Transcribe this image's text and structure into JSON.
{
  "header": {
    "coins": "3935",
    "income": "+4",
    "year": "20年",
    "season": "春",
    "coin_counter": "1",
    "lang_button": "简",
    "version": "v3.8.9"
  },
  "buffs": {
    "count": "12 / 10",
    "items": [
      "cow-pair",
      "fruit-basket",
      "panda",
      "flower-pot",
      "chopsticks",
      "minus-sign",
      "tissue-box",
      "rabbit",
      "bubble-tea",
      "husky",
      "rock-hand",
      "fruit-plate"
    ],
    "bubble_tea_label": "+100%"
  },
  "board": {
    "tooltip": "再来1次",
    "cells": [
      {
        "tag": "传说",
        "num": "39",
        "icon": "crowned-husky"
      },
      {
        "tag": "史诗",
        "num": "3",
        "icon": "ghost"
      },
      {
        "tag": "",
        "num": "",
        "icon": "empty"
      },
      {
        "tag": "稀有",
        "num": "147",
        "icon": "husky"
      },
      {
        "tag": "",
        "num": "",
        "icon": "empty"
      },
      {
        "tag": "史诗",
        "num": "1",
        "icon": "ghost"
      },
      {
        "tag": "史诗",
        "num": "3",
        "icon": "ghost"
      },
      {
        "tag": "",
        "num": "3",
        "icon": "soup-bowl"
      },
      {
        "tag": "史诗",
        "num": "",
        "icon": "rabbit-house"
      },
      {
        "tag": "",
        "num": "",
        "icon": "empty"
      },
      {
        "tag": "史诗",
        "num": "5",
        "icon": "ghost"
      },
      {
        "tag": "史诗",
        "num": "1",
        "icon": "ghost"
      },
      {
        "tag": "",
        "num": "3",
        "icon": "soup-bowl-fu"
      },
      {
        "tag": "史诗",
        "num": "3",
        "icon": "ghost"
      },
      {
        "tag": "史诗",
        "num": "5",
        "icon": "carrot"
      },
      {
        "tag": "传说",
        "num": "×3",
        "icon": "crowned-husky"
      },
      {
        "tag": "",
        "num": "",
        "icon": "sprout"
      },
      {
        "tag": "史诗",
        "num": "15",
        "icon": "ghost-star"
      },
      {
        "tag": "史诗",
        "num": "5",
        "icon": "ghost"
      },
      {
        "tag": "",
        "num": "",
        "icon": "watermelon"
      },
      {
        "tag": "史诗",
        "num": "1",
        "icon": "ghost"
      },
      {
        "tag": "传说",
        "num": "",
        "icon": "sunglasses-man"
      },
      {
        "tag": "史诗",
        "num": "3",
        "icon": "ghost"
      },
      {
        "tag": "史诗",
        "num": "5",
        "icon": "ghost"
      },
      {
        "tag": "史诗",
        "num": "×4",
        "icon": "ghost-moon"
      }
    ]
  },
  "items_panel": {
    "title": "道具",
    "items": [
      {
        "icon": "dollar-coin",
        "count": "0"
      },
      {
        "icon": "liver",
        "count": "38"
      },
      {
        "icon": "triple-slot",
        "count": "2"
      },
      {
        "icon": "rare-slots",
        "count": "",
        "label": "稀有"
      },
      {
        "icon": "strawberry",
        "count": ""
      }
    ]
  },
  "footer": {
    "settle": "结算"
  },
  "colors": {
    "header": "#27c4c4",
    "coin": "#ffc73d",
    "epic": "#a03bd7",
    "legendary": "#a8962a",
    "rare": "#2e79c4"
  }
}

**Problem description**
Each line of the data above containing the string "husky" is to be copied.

**Response box**
      "husky",
        "icon": "crowned-husky"
        "icon": "husky"
        "icon": "crowned-husky"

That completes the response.